HATE is a test harness, a program that is intended to take the tedium out of testing and evaluating programs.
Some effort has been taken to ensure that HATE is totally independent of both the program being tested and the series of tests to be applied to the test program. The intention is to provide a single tool that may be used for both testing and evaluation; to encourage well-designed objective testing; and, by allowing researchers to apply the same sets of tests to their own programs, to make it easy for researchers to compare techniques on an informed basis.

The major features of HATE are:
    * HATE is written in a high-level scripting language and may be used unchanged on any platform that the language supports. This includes all flavours of Unix; Linux; Windows NT, 95, 3. n ; and the Macintosh.
    * Test scripts may be used unchanged on all platforms.
    * Test scripts are independent of the software being tested or evaluated.
    * Programs are interfaced to HATE by means of a short interface procedure ; thereafter, all relevant existing test scripts may be used with them.
    * The decomposition into test script and interface procedure, and the portablity of HATE, encourage the sharing of scripts between developers or researchers.
    * HATE is able to generate its output in a range of forms, including HTML and LaTeX tables.

HATE was developed principally to aid the evaluation of computer vision algorithms . There is increasing realization within the vision research community that this type of work is essential in converting computer vision from a "black art", with algorithms being tested on only a few images, to sound engineering practice. It is hoped that the vision community will develop test scripts that allow comprehensive comparisons of existing algorithms to be performed, and that new algorithms are subsequently compared with the existing body of results.

Further information is available on:
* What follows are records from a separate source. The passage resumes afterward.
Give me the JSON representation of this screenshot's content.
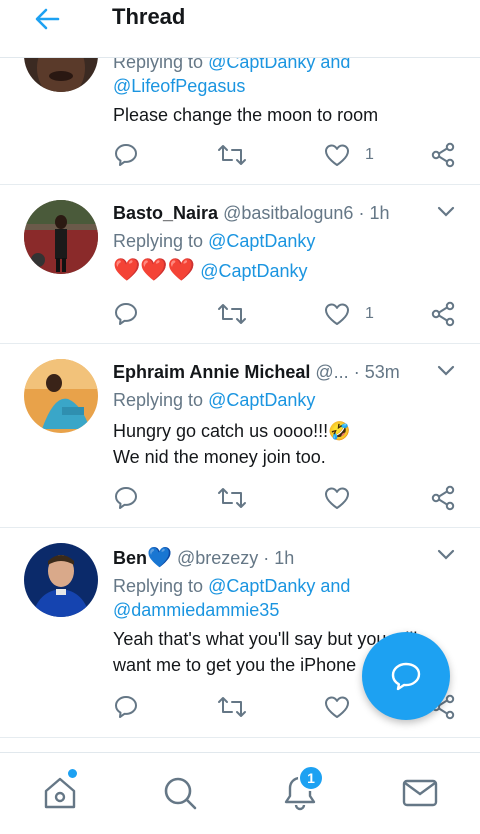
{
  "header": {
    "title": "Thread",
    "accent": "#1da1f2"
  },
  "tweets": [
    {
      "reply_prefix": "Replying to",
      "reply_to": "@CaptDanky and",
      "reply_to_2": "@LifeofPegasus",
      "text": "Please change the moon to room",
      "like_count": "1"
    },
    {
      "name": "Basto_Naira",
      "handle": "@basitbalogun6",
      "sep": "·",
      "time": "1h",
      "reply_prefix": "Replying to",
      "reply_to": "@CaptDanky",
      "hearts": "❤️❤️❤️",
      "mention": "@CaptDanky",
      "like_count": "1"
    },
    {
      "name": "Ephraim Annie Micheal",
      "handle": "@...",
      "sep": "·",
      "time": "53m",
      "reply_prefix": "Replying to",
      "reply_to": "@CaptDanky",
      "text_line1": "Hungry go catch us oooo!!!🤣",
      "text_line2": "We nid the money join too."
    },
    {
      "name": "Ben",
      "verified_icon": "💙",
      "handle": "@brezezy",
      "sep": "·",
      "time": "1h",
      "reply_prefix": "Replying to",
      "reply_to": "@CaptDanky and",
      "reply_to_2": "@dammiedammie35",
      "text_line1": "Yeah that's what you'll say but you still",
      "text_line2": "want me to get you the iPhone"
    }
  ],
  "bottom_nav": {
    "notifications_badge": "1"
  },
  "icons": {
    "back": "arrow-left-icon",
    "reply": "reply-icon",
    "retweet": "retweet-icon",
    "like": "heart-icon",
    "share": "share-icon",
    "compose": "compose-reply-icon",
    "home": "home-icon",
    "search": "search-icon",
    "notifications": "bell-icon",
    "messages": "mail-icon"
  }
}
    * downloading HATE
    * installing HATE
    * HATE's modes of operation
    * using HATE
    * interfacing programs to HATE
    * writing test scripts
    * the HATE program itself
    * incorporating HATE into your own programs
    * possible future enhancements